The strike has received widespread attention, and some reporters have asked the chief cabinet secretary and minister of defense about them, but all they received were clichés without direct responses. From this point of view, my demands have not been met. But it has succeeded in promoting the international community's renewed attention and discussion on the Okinawa issue. This made me believe that this event is meaningful.

I have never been threatened in real life, but there has been a lot of slander on the internet. However, I do not care at all. I'm just thinking about what else I can do for Okinawa and for the peace and stability in East Asia.

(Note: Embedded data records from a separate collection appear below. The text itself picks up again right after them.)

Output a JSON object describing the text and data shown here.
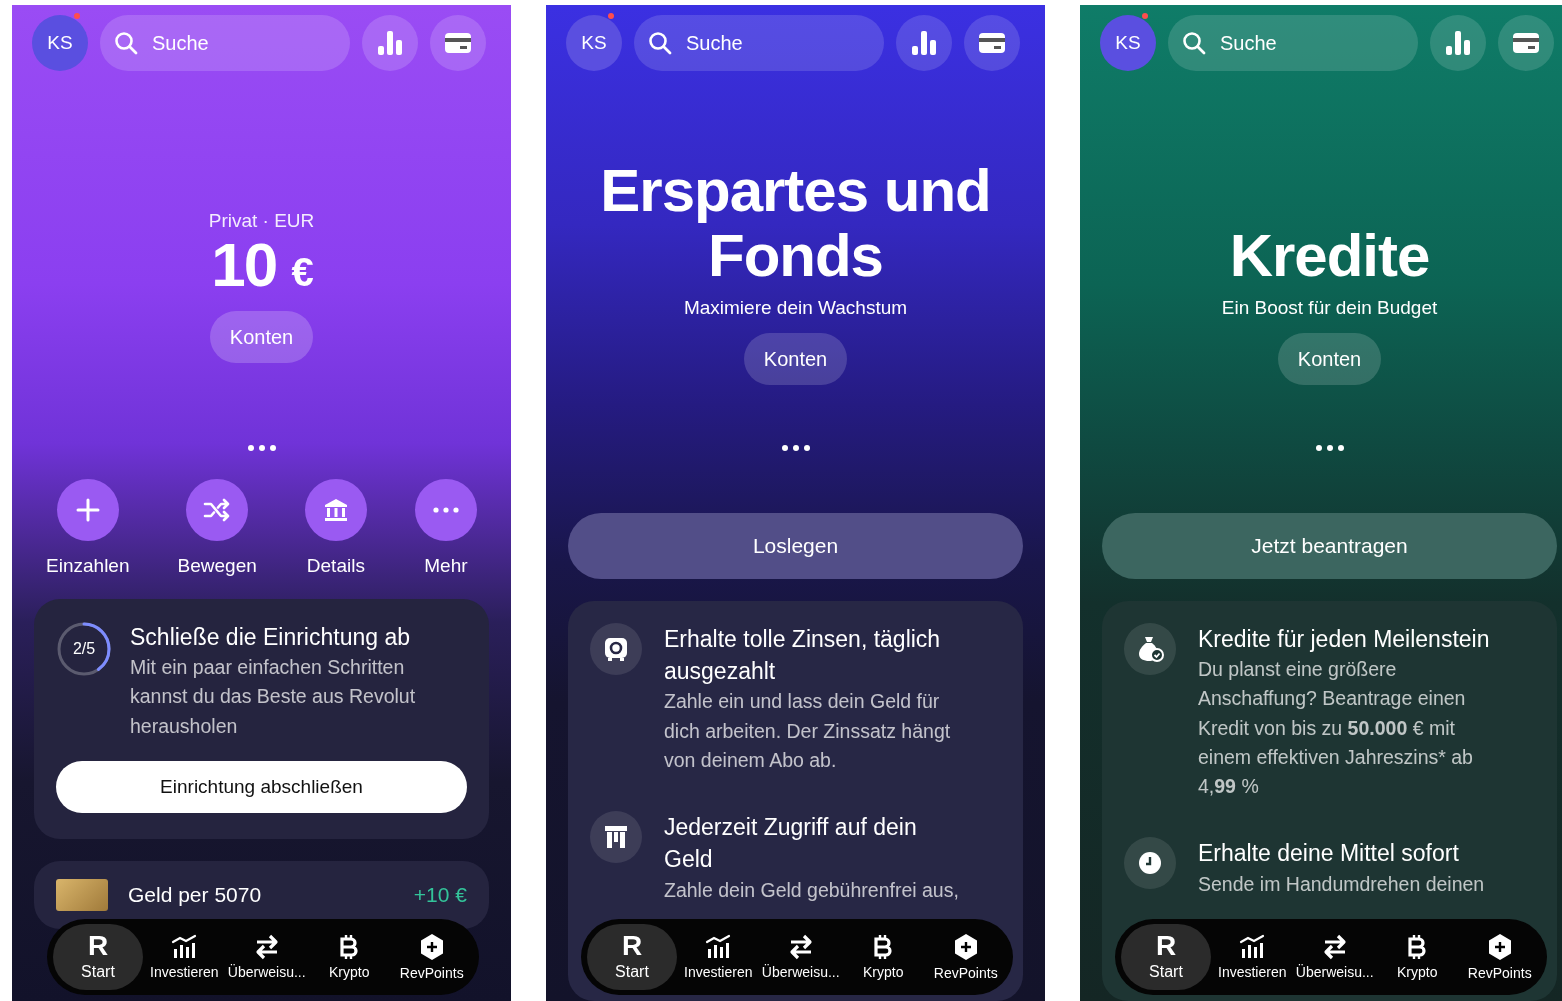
{
  "screens": [
    {
      "avatar": {
        "initials": "KS",
        "notification": true
      },
      "search": {
        "placeholder": "Suche"
      },
      "hero": {
        "kind": "balance",
        "label": "Privat · EUR",
        "amount": "10",
        "currency": "€"
      },
      "accounts_button": "Konten",
      "actions": [
        {
          "label": "Einzahlen"
        },
        {
          "label": "Bewegen"
        },
        {
          "label": "Details"
        },
        {
          "label": "Mehr"
        }
      ],
      "setup_card": {
        "progress": {
          "label": "2/5",
          "level": 0.4
        },
        "title": "Schließe die Einrichtung ab",
        "text": "Mit ein paar einfachen Schritten kannst du das Beste aus Revolut herausholen",
        "button": "Einrichtung abschließen"
      },
      "transaction": {
        "title": "Geld per 5070",
        "amount": "+10 €"
      },
      "nav": [
        {
          "glyph": "R",
          "label": "Start",
          "selected": true
        },
        {
          "label": "Investieren",
          "selected": false
        },
        {
          "label": "Überweisu...",
          "selected": false
        },
        {
          "label": "Krypto",
          "selected": false
        },
        {
          "label": "RevPoints",
          "selected": false
        }
      ]
    },
    {
      "avatar": {
        "initials": "KS",
        "notification": true
      },
      "search": {
        "placeholder": "Suche"
      },
      "hero": {
        "kind": "headline",
        "title": "Erspartes und Fonds",
        "subtitle": "Maximiere dein Wachstum"
      },
      "accounts_button": "Konten",
      "primary_button": "Loslegen",
      "features": [
        {
          "title": "Erhalte tolle Zinsen, täglich ausgezahlt",
          "text": "Zahle ein und lass dein Geld für dich arbeiten. Der Zinssatz hängt von deinem Abo ab."
        },
        {
          "title": "Jederzeit Zugriff auf dein Geld",
          "text": "Zahle dein Geld gebührenfrei aus,"
        }
      ],
      "nav": [
        {
          "glyph": "R",
          "label": "Start",
          "selected": true
        },
        {
          "label": "Investieren",
          "selected": false
        },
        {
          "label": "Überweisu...",
          "selected": false
        },
        {
          "label": "Krypto",
          "selected": false
        },
        {
          "label": "RevPoints",
          "selected": false
        }
      ]
    },
    {
      "avatar": {
        "initials": "KS",
        "notification": true
      },
      "search": {
        "placeholder": "Suche"
      },
      "hero": {
        "kind": "headline",
        "title": "Kredite",
        "subtitle": "Ein Boost für dein Budget"
      },
      "accounts_button": "Konten",
      "primary_button": "Jetzt beantragen",
      "features": [
        {
          "title": "Kredite für jeden Meilenstein",
          "text": "Du planst eine größere Anschaffung? Beantrage einen Kredit von bis zu **50.000** € mit einem effektiven Jahreszins* ab 4,**99** %"
        },
        {
          "title": "Erhalte deine Mittel sofort",
          "text": "Sende im Handumdrehen deinen"
        }
      ],
      "nav": [
        {
          "glyph": "R",
          "label": "Start",
          "selected": true
        },
        {
          "label": "Investieren",
          "selected": false
        },
        {
          "label": "Überweisu...",
          "selected": false
        },
        {
          "label": "Krypto",
          "selected": false
        },
        {
          "label": "RevPoints",
          "selected": false
        }
      ]
    }
  ]
}
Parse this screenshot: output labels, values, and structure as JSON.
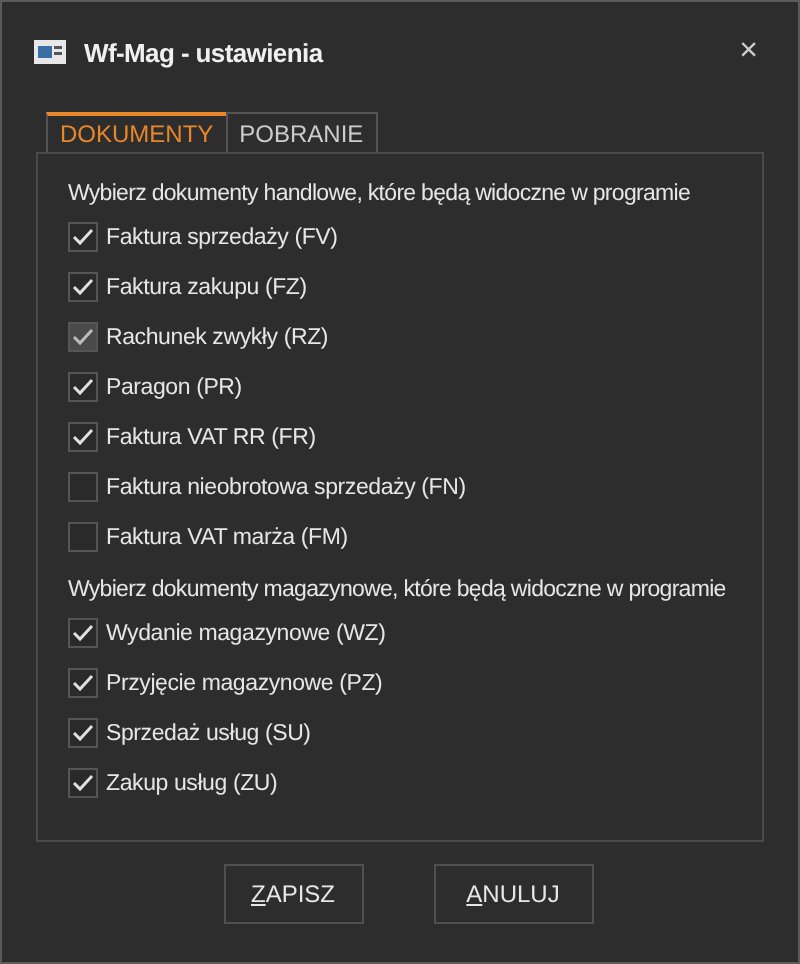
{
  "window": {
    "title": "Wf-Mag - ustawienia",
    "close": "×"
  },
  "tabs": [
    {
      "label": "DOKUMENTY",
      "selected": true
    },
    {
      "label": "POBRANIE",
      "selected": false
    }
  ],
  "sections": [
    {
      "heading": "Wybierz dokumenty handlowe, które będą widoczne w programie",
      "options": [
        {
          "label": "Faktura sprzedaży (FV)",
          "checked": true,
          "disabled": false
        },
        {
          "label": "Faktura zakupu (FZ)",
          "checked": true,
          "disabled": false
        },
        {
          "label": "Rachunek zwykły (RZ)",
          "checked": true,
          "disabled": true
        },
        {
          "label": "Paragon (PR)",
          "checked": true,
          "disabled": false
        },
        {
          "label": "Faktura VAT RR (FR)",
          "checked": true,
          "disabled": false
        },
        {
          "label": "Faktura nieobrotowa sprzedaży (FN)",
          "checked": false,
          "disabled": false
        },
        {
          "label": "Faktura VAT marża (FM)",
          "checked": false,
          "disabled": false
        }
      ]
    },
    {
      "heading": "Wybierz dokumenty magazynowe, które będą widoczne w programie",
      "options": [
        {
          "label": "Wydanie magazynowe (WZ)",
          "checked": true,
          "disabled": false
        },
        {
          "label": "Przyjęcie magazynowe (PZ)",
          "checked": true,
          "disabled": false
        },
        {
          "label": "Sprzedaż usług (SU)",
          "checked": true,
          "disabled": false
        },
        {
          "label": "Zakup usług (ZU)",
          "checked": true,
          "disabled": false
        }
      ]
    }
  ],
  "buttons": [
    {
      "label": "ZAPISZ",
      "first_letter_underlined": true
    },
    {
      "label": "ANULUJ",
      "first_letter_underlined": true
    }
  ]
}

GT: Japan relies on the US for security, and Okinawa is a stronghold of the US military. Do you think the US troops stationed in Japan has brought a sense of security to the Japanese people?

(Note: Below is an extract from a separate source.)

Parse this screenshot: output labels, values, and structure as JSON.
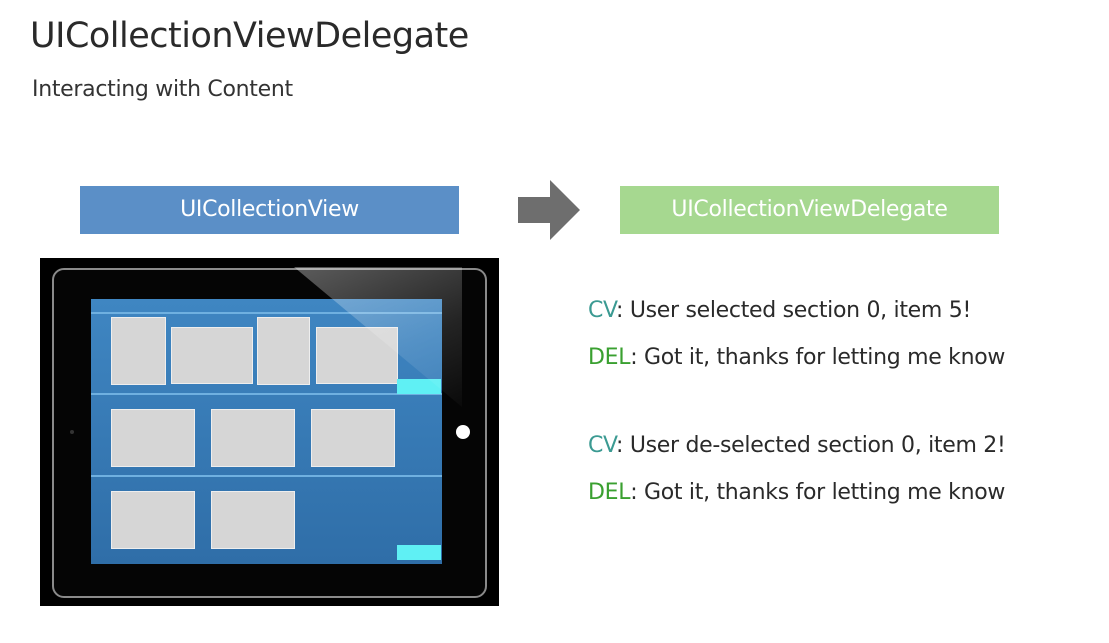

Motoyama: Over 70 percent of US military bases stationed in Japan are in Okinawa, and the Japanese government has continuously strengthened its military deployments in Okinawa. These are all actions of the Japan-US alliance to confront China. The US-Japan security treaty cannot protect Okinawa and people of Okinawa. The Japanese government hyped that "a Taiwan crisis would be a Japan crisis," and Okinawa has been regarded as a front line by the Japanese government.

I was born in Ginowan, Okinawa in November 1991. Living near the military facilities, I was surrounded by fear all the time. For decades, US troops stationed in Okinawa committed vicious incidents including throwing objects from heights, noise pollution and other crimes, ignoring Japanese laws. They also contaminated the natural environment that Okinawan people depend on with toxic chemicals, including Perfluoroalkyl and Polyfluoroalkyl Substances (PFAS). The human rights of the people of Okinawa have been seriously violated, and they have lived in anxiety for many years - the right to peace is also a human right.

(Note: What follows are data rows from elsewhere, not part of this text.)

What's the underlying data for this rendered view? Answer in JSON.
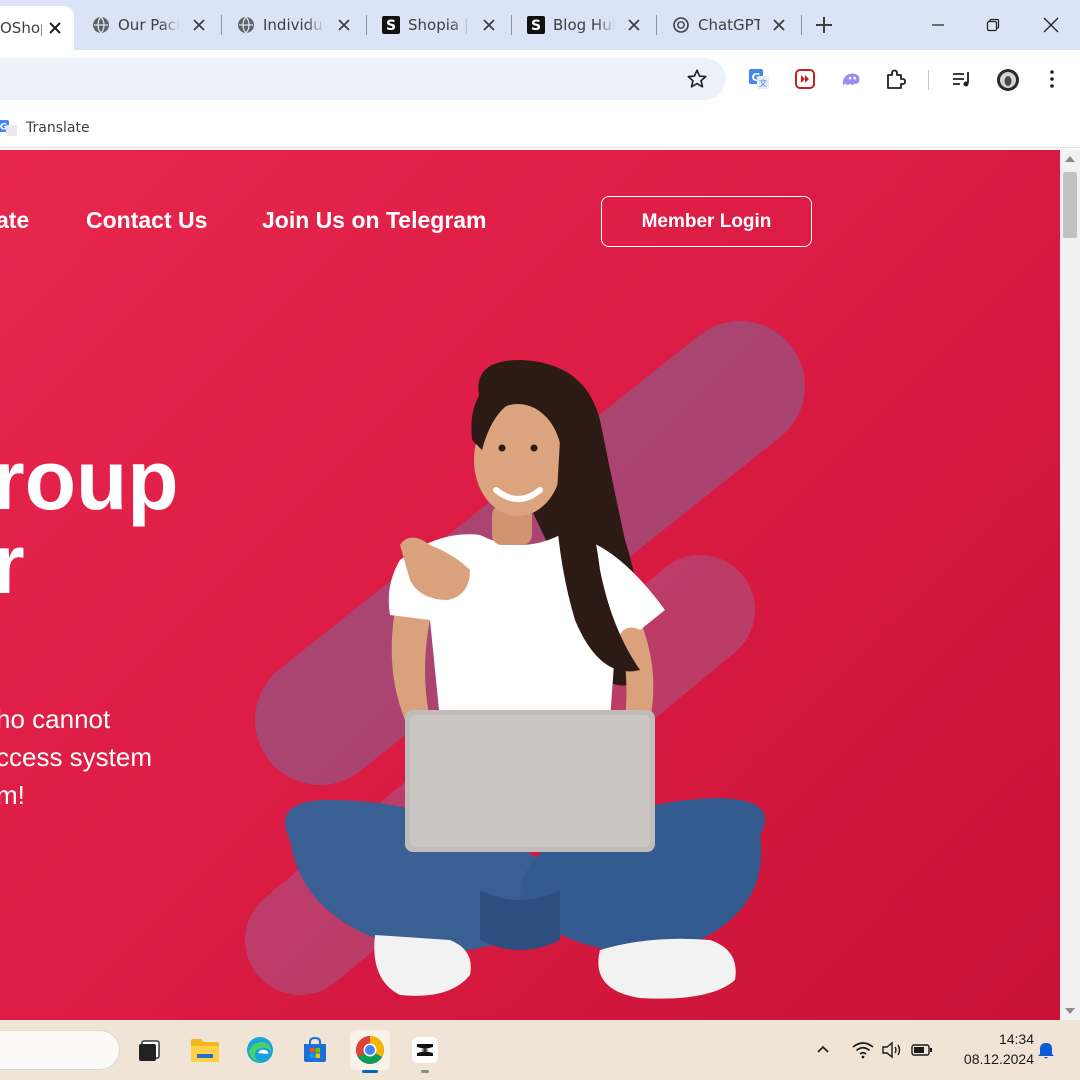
{
  "browser": {
    "tabs": [
      {
        "title": "OShopia",
        "favicon": "shop-icon",
        "active": true
      },
      {
        "title": "Our Packages",
        "favicon": "globe-icon",
        "active": false
      },
      {
        "title": "Individual",
        "favicon": "globe-icon",
        "active": false
      },
      {
        "title": "Shopia |",
        "favicon": "s-logo-icon",
        "active": false
      },
      {
        "title": "Blog Hub",
        "favicon": "s-logo-icon",
        "active": false
      },
      {
        "title": "ChatGPT",
        "favicon": "openai-icon",
        "active": false
      }
    ],
    "new_tab_icon": "plus-icon",
    "window_controls": [
      "minimize-icon",
      "restore-icon",
      "close-icon"
    ],
    "toolbar_icons": [
      "star-icon",
      "google-translate-icon",
      "video-speed-icon",
      "ghost-extension-icon",
      "puzzle-icon",
      "media-control-icon",
      "profile-avatar",
      "more-menu-icon"
    ],
    "bookmarks": [
      {
        "label": "Translate",
        "icon": "google-translate-icon"
      }
    ]
  },
  "page": {
    "nav": {
      "item_partial": "ate",
      "contact": "Contact Us",
      "telegram": "Join Us on Telegram",
      "login": "Member Login"
    },
    "hero": {
      "title_line1": "roup",
      "title_line2": "r",
      "subtitle_line1": "ho cannot",
      "subtitle_line2": "ccess system",
      "subtitle_line3": "m!"
    },
    "colors": {
      "hero_bg": "#dc1c44",
      "accent_stripe": "#a34a7a",
      "text": "#ffffff"
    }
  },
  "taskbar": {
    "apps": [
      "task-view-icon",
      "file-explorer-icon",
      "edge-icon",
      "store-icon",
      "chrome-icon",
      "capcut-icon"
    ],
    "tray_icons": [
      "chevron-up-icon",
      "wifi-icon",
      "volume-icon",
      "battery-icon",
      "notification-bell-icon"
    ],
    "time": "14:34",
    "date": "08.12.2024"
  }
}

From a security point of view, the Japanese government should reduce or even stop hyping that "a Taiwan crisis would be a Japan crisis," and practically improve relations with neighboring countries through peaceful dialogues. This is to protect the people of Okinawa. Okinawa should not be the front line of war. It should be the frontline of cultural exchanges with China, South Korea, North Korea and other countries.

GT: Denny Tamaki has been reelected as governor of Okinawa Prefecture, which is regarded to represent the "public opinion of Okinawa," as well as the contradictions between the Okinawan people and the Japanese government. Do you think the dissatisfaction of the Okinawan people, or even the Japanese people against the US troops in Japan will change the Japanese government's attitude?

Motoyama: This depends on the Japanese government. Regrettable, it is impossible to have expectations of the Japanese government, which has been turning a deaf ear to the voices of the Okinawan people. 

The Okinawan people have expressed their demands in various ways, and have actively sought opportunities to speak out in the international community. Based on such consideration, I participated in the convening of the dialogue on the theme of "Do not let Okinawa become a battlefield" to be held on October 15. I am also currently preparing a speech on Okinawa in London. 

GT: The voice about "Ryukyu independence" seems to have increased in recent years. How influential the voice calling for independence in Okinawa is? How do you see the prospect of Okinawa's independence?

Motoyama: In general, people who support "Ryukyu independence" are still a minority in Okinawa, but the Okinawan people's dissatisfaction and distrust toward the Japanese government are indeed increasing day by day. As just mentioned, Denny Tamaki defeating ruling-coalition-backed Atsushi Sakima is a strong proof. This is because the Okinawan people do not believe that the candidates supported by the Japanese government will really be good for Okinawa.